However, if there was anything resembling a bright side to the blight plague, it was this: The fungus cankers terminate the tree’s trunk and canopy growth, but the root systems lived on.

And the chestnut is famous for its ability to send up fast-growing new shoots.

“If you walk in the woods today, you can still find chestnut trees sprouting from the base,” said Craddock. “So, therein lies the hope that we can bring them back.”

Craddock, 56, is a celebrity and savant among chestnut restoration enthusiasts. He’s committed his professional life to battling the blight through means of plant breeding and public education about how to engineer a rebound. In a 2004 Smithsonian magazine profile headlined “Chestnutty,” he was described as a “chestnut evangelist.”

This spring, Craddock led a group of regional foresters on a tour of a university chestnut-breeding plot he is managing near Tennessee Tech’s Hyder-Burks Agricultural Pavilion.

“The strategy we’re using is to create a hybrid between the blight-resistant Asian species and the American chestnut,” said Craddock.

Backcrossing to the Future

The breeding process he is using to develop blight-resistant trees is known as “backcrossing.” Parent trees of both Chinese and American are crossed, then back-bred to successive generations to eliminate most of the Chinese tree’s physical characteristics — except for blight resistance.

“If we start with a tree that’s fifty-fifty Chinese-American and we backcross that to an American, we get a tree that is three-quarters American and one-quarter Chinese. When we backcross that generation, then we get a tree that’s seven-eighths American. Backcross that, and then we get a tree that is fifteen-sixteenths American.”

Craddock selects for trees that have the look or “form” of the American chestnut, and also display blight resistance.

“When the trees get up to four or five years old and two or three inches in diameter, we deliberately inoculate the tree with the chestnut blight fungus,” he said.

Trees that show acceptable resistance are used in future crosses, thus bringing forth evermore resistant varieties that are, genetically speaking, very close to native chestnuts.

Seeds from the most resistant strains are then planted in a seed orchard. “In those trees we expect to recover full resistance,” he said.

So, in a nutshell, things are looking up for the iconic giant that once shaded the eastern United States and showered sustenance onto forest floors.

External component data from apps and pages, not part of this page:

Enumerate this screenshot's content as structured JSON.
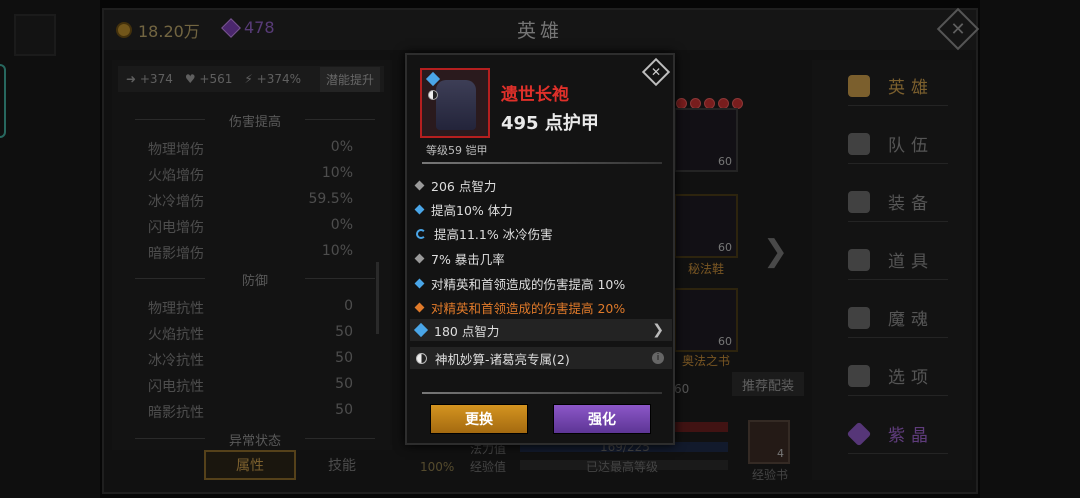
{
  "currency": {
    "gold": "18.20万",
    "gems": "478"
  },
  "page_title": "英雄",
  "close_glyph": "✕",
  "stat_bar": {
    "dmg": "+374",
    "hp": "+561",
    "power": "+374%",
    "button": "潜能提升"
  },
  "attr": {
    "damage_title": "伤害提高",
    "damage": [
      {
        "label": "物理增伤",
        "value": "0%"
      },
      {
        "label": "火焰增伤",
        "value": "10%"
      },
      {
        "label": "冰冷增伤",
        "value": "59.5%"
      },
      {
        "label": "闪电增伤",
        "value": "0%"
      },
      {
        "label": "暗影增伤",
        "value": "10%"
      }
    ],
    "defense_title": "防御",
    "defense": [
      {
        "label": "物理抗性",
        "value": "0"
      },
      {
        "label": "火焰抗性",
        "value": "50"
      },
      {
        "label": "冰冷抗性",
        "value": "50"
      },
      {
        "label": "闪电抗性",
        "value": "50"
      },
      {
        "label": "暗影抗性",
        "value": "50"
      }
    ],
    "abnormal_title": "异常状态"
  },
  "tabs": {
    "attributes": "属性",
    "skills": "技能"
  },
  "slots": {
    "top_level": "60",
    "boots_level": "60",
    "boots_name": "秘法鞋",
    "book_level": "60",
    "book_name": "奥法之书",
    "partial_level": "60"
  },
  "recommend": "推荐配装",
  "bars": {
    "mana": "法力值",
    "mana_value": "169/225",
    "exp": "经验值",
    "exp_value": "已达最高等级",
    "percent": "100%"
  },
  "exp_book": {
    "count": "4",
    "label": "经验书"
  },
  "menu": [
    "英雄",
    "队伍",
    "装备",
    "道具",
    "魔魂",
    "选项",
    "紫晶"
  ],
  "item": {
    "name": "遗世长袍",
    "armor": "495 点护甲",
    "type": "等级59 铠甲",
    "affixes": [
      {
        "text": "206 点智力",
        "style": "gray"
      },
      {
        "text": "提高10% 体力",
        "style": "blue"
      },
      {
        "text": "提高11.1% 冰冷伤害",
        "style": "cycle"
      },
      {
        "text": "7% 暴击几率",
        "style": "gray"
      },
      {
        "text": "对精英和首领造成的伤害提高 10%",
        "style": "blue"
      },
      {
        "text": "对精英和首领造成的伤害提高 20%",
        "style": "orange"
      }
    ],
    "socket": "180 点智力",
    "set": "神机妙算-诸葛亮专属(2)"
  },
  "buttons": {
    "replace": "更换",
    "enhance": "强化"
  },
  "colors": {
    "legendary": "#e0302a",
    "accent_gold": "#c79a4a",
    "accent_purple": "#8c57c2"
  }
}
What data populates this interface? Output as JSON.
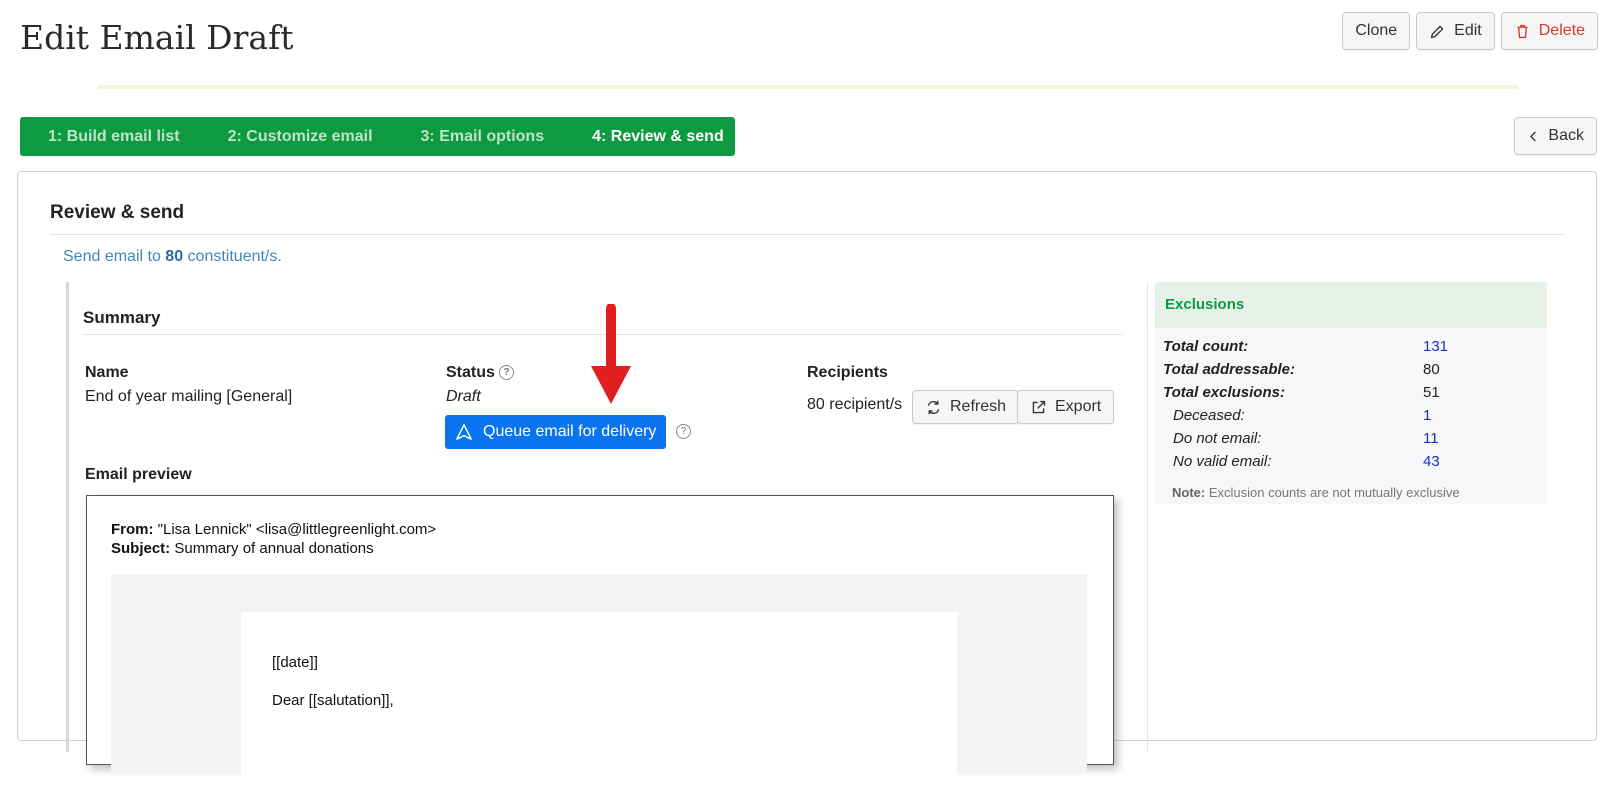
{
  "header": {
    "title": "Edit Email Draft",
    "clone_label": "Clone",
    "edit_label": "Edit",
    "delete_label": "Delete",
    "back_label": "Back"
  },
  "steps": [
    {
      "label": "1: Build email list",
      "active": false
    },
    {
      "label": "2: Customize email",
      "active": false
    },
    {
      "label": "3: Email options",
      "active": false
    },
    {
      "label": "4: Review & send",
      "active": true
    }
  ],
  "review": {
    "title": "Review & send",
    "send_prefix": "Send email to",
    "send_count": "80",
    "send_suffix": "constituent/s."
  },
  "summary": {
    "title": "Summary",
    "name_label": "Name",
    "name_value": "End of year mailing [General]",
    "status_label": "Status",
    "status_value": "Draft",
    "queue_label": "Queue email for delivery",
    "recipients_label": "Recipients",
    "recipients_value": "80 recipient/s",
    "refresh_label": "Refresh",
    "export_label": "Export",
    "preview_label": "Email preview"
  },
  "preview": {
    "from_label": "From:",
    "from_value": "\"Lisa Lennick\" <lisa@littlegreenlight.com>",
    "subject_label": "Subject:",
    "subject_value": "Summary of annual donations",
    "line1": "[[date]]",
    "line2": "Dear [[salutation]],"
  },
  "exclusions": {
    "title": "Exclusions",
    "rows": [
      {
        "label": "Total count:",
        "value": "131"
      },
      {
        "label": "Total addressable:",
        "value": "80"
      },
      {
        "label": "Total exclusions:",
        "value": "51"
      },
      {
        "label": "Deceased:",
        "value": "1"
      },
      {
        "label": "Do not email:",
        "value": "11"
      },
      {
        "label": "No valid email:",
        "value": "43"
      }
    ],
    "note_label": "Note:",
    "note_text": "Exclusion counts are not mutually exclusive"
  },
  "colors": {
    "steps_bg": "#0d9a41",
    "primary_button": "#0a74f0",
    "arrow": "#e02020",
    "link": "#1a2fbf"
  }
}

“Ultimate success,” however, is measured not in decades, or even human lifespans, but more like centuries, said Craddock.

“We are talking about ecosystem restoration” he said. “We need a tree that can survive and reproduce on its own under natural conditions. We are hoping to be able to release these trees into the woods in a way that allows natural selection to take over.”

For that to occur, trees must display a level of blight resistance enabling them to survive and reproduce in the wild. “In my lifetime, I think we will have initiated those plantings,” Craddock said.

“A hundred or two hundred years from now, I think we will be able to measure success in another way: if we have naturally reproducing populations of chestnut trees in the forest,” he said.

Interested in learning more about chestnut trees, or obtaining young trees that have been bred for blight-resistance? Contact Dr. Craddock through the American Chestnut Foundation at paul@acf.org, or visit the Tennessee chapter of the American Chestnut Foundation website at tnacf.org.

(Photo at top of page: Krystal Kate Place of Chattanooga is pollinating chestnut flowers. The bags over the blossoms are to prevent pollen pollution.)